Your task is to copy each line of the records that includes the string "search".
--- Records supplied Enclosed Below ---
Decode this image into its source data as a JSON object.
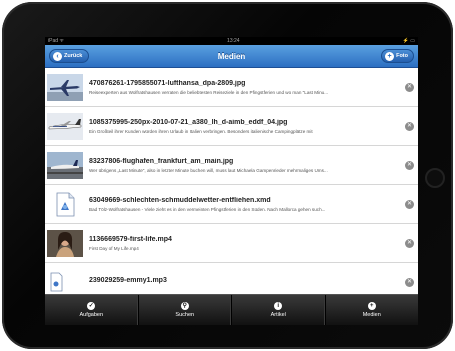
{
  "status": {
    "left": "iPad ᯤ",
    "time": "13:24",
    "right": "⚡ ▭"
  },
  "navbar": {
    "back_label": "Zurück",
    "title": "Medien",
    "add_label": "Foto"
  },
  "items": [
    {
      "title": "470876261-1795855071-lufthansa_dpa-2809.jpg",
      "subtitle": "Reiseexperten aus Wolfratshausen verraten die beliebtesten Reiseziele in den Pfingstferien und wo man \"Last Minu...",
      "thumb": "plane-photo"
    },
    {
      "title": "1085375995-250px-2010-07-21_a380_lh_d-aimb_eddf_04.jpg",
      "subtitle": "Ein Großteil ihrer Kunden würden ihren Urlaub in Italien verbringen. Besonders italienische Campingplätze mit",
      "thumb": "a380-photo"
    },
    {
      "title": "83237806-flughafen_frankfurt_am_main.jpg",
      "subtitle": "Wer übrigens „Last Minute\", also in letzter Minute buchen will, muss laut Michaela Gampenrieder mehrmaliges Ums...",
      "thumb": "airport-photo"
    },
    {
      "title": "63049669-schlechten-schmuddelwetter-entfliehen.xmd",
      "subtitle": "Bad Tölz-Wolfratshausen - Viele zieht es in den vermeinten Pfingstferien in den Süden. Nach Mallorca gehen such...",
      "thumb": "xmd-document-icon"
    },
    {
      "title": "1136669579-first-life.mp4",
      "subtitle": "First Day of My Life.mp4",
      "thumb": "video-woman-photo"
    },
    {
      "title": "239029259-emmy1.mp3",
      "subtitle": "",
      "thumb": "audio-file-icon"
    }
  ],
  "tabs": [
    {
      "label": "Aufgaben",
      "icon": "check-icon"
    },
    {
      "label": "Suchen",
      "icon": "search-icon"
    },
    {
      "label": "Artikel",
      "icon": "info-icon"
    },
    {
      "label": "Medien",
      "icon": "plus-icon"
    }
  ],
  "colors": {
    "nav_top": "#5aa0e0",
    "nav_bottom": "#2c6fc2",
    "tabbar": "#1a1a1a"
  }
}
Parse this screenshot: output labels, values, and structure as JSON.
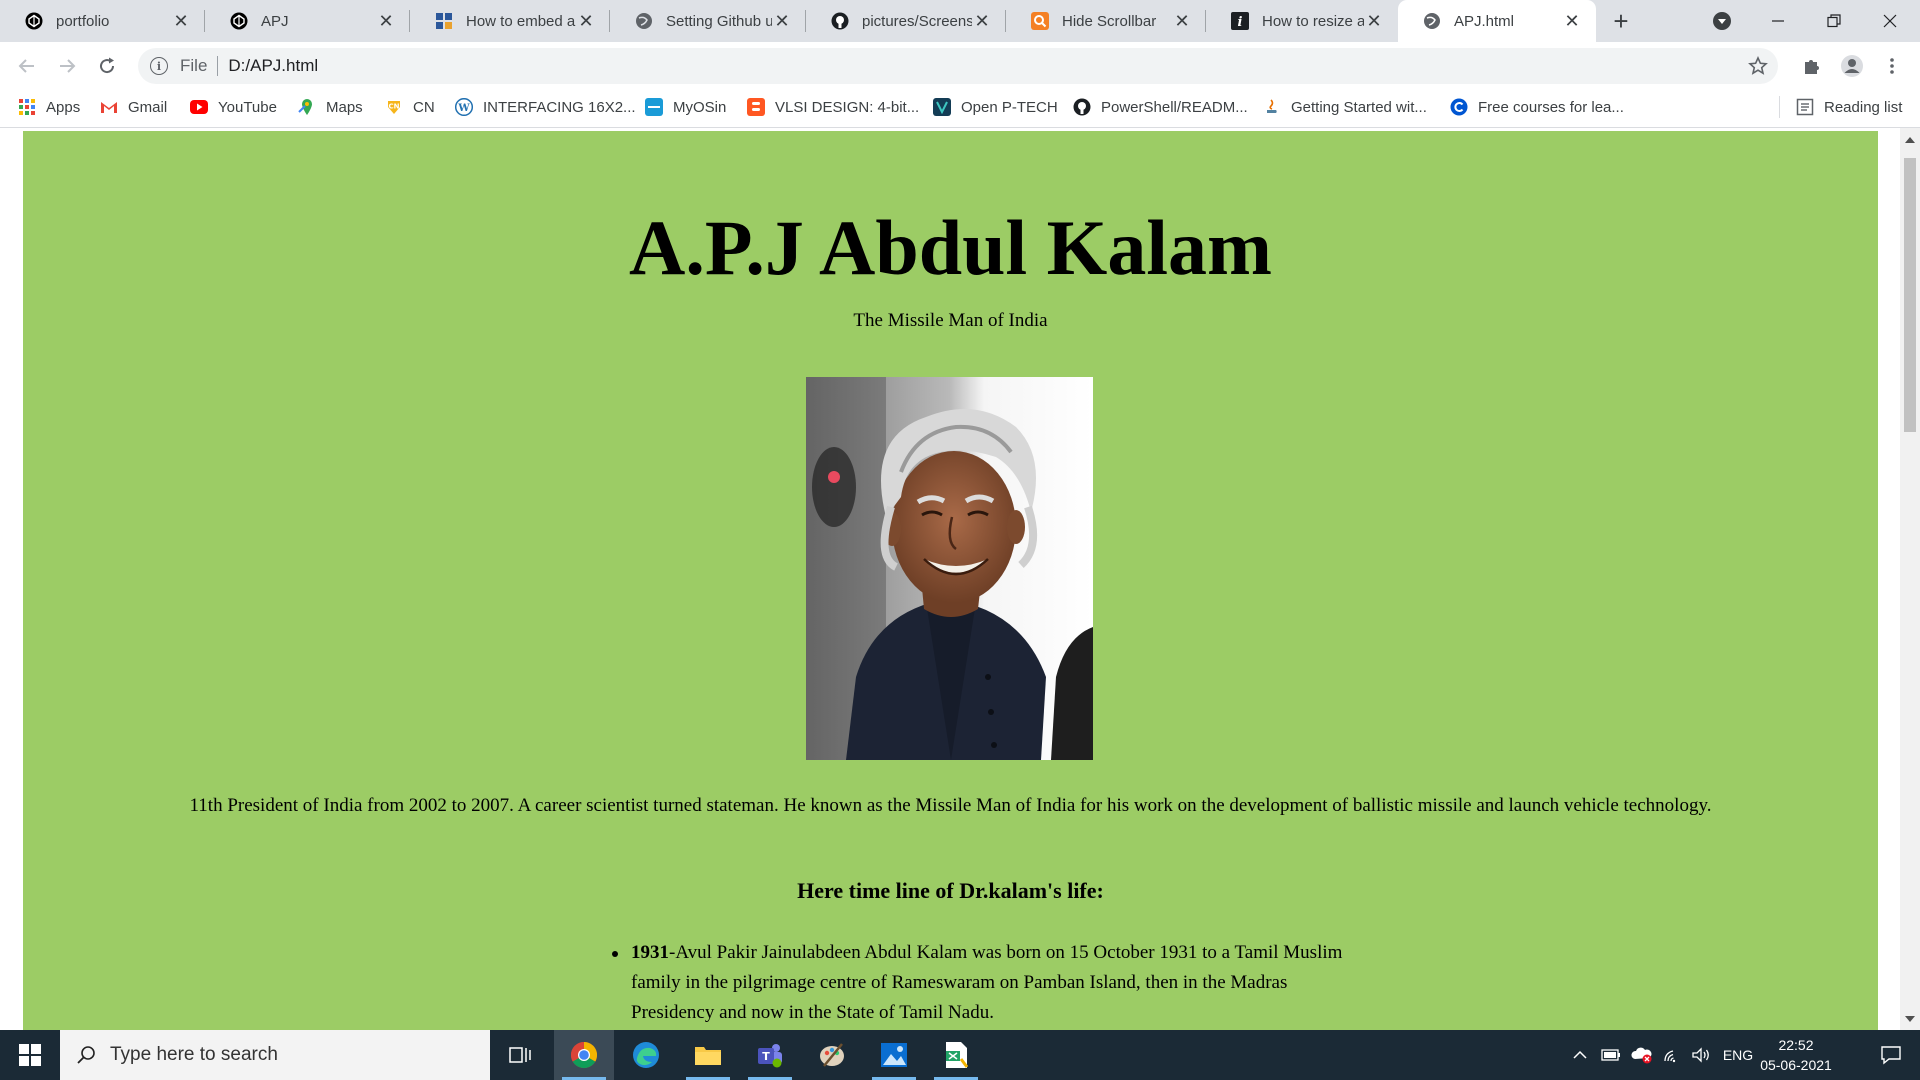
{
  "browser": {
    "tabs": [
      {
        "title": "portfolio",
        "icon": "codepen-icon"
      },
      {
        "title": "APJ",
        "icon": "codepen-icon"
      },
      {
        "title": "How to embed an",
        "icon": "grid-icon"
      },
      {
        "title": "Setting Github up",
        "icon": "globe-icon"
      },
      {
        "title": "pictures/Screensh",
        "icon": "github-icon"
      },
      {
        "title": "Hide Scrollbar",
        "icon": "search-icon"
      },
      {
        "title": "How to resize an",
        "icon": "info-icon"
      },
      {
        "title": "APJ.html",
        "icon": "globe-icon",
        "active": true
      }
    ],
    "address": {
      "scheme": "File",
      "url": "D:/APJ.html"
    },
    "bookmarks": [
      {
        "label": "Apps",
        "icon": "apps-grid-icon"
      },
      {
        "label": "Gmail",
        "icon": "gmail-icon"
      },
      {
        "label": "YouTube",
        "icon": "youtube-icon"
      },
      {
        "label": "Maps",
        "icon": "maps-icon"
      },
      {
        "label": "CN",
        "icon": "cn-icon"
      },
      {
        "label": "INTERFACING 16X2...",
        "icon": "wordpress-icon"
      },
      {
        "label": "MyOSin",
        "icon": "myosin-icon"
      },
      {
        "label": "VLSI DESIGN: 4-bit...",
        "icon": "blogger-icon"
      },
      {
        "label": "Open P-TECH",
        "icon": "ptech-icon"
      },
      {
        "label": "PowerShell/READM...",
        "icon": "github-icon"
      },
      {
        "label": "Getting Started wit...",
        "icon": "java-icon"
      },
      {
        "label": "Free courses for lea...",
        "icon": "coursera-icon"
      }
    ],
    "reading_list": "Reading list"
  },
  "page": {
    "heading": "A.P.J Abdul Kalam",
    "tagline": "The Missile Man of India",
    "bio": "11th President of India from 2002 to 2007. A career scientist turned stateman. He known as the Missile Man of India for his work on the development of ballistic missile and launch vehicle technology.",
    "timeline_heading": "Here time line of Dr.kalam's life:",
    "timeline": [
      {
        "year": "1931",
        "text": "-Avul Pakir Jainulabdeen Abdul Kalam was born on 15 October 1931 to a Tamil Muslim family in the pilgrimage centre of Rameswaram on Pamban Island, then in the Madras Presidency and now in the State of Tamil Nadu."
      }
    ],
    "bg_color": "#9ccc65"
  },
  "taskbar": {
    "search_placeholder": "Type here to search",
    "language": "ENG",
    "time": "22:52",
    "date": "05-06-2021"
  }
}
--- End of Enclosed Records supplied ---
__Completed exercise__:
      "icon": "search-icon"
        "icon": "search-icon"
    "search_placeholder": "Type here to search",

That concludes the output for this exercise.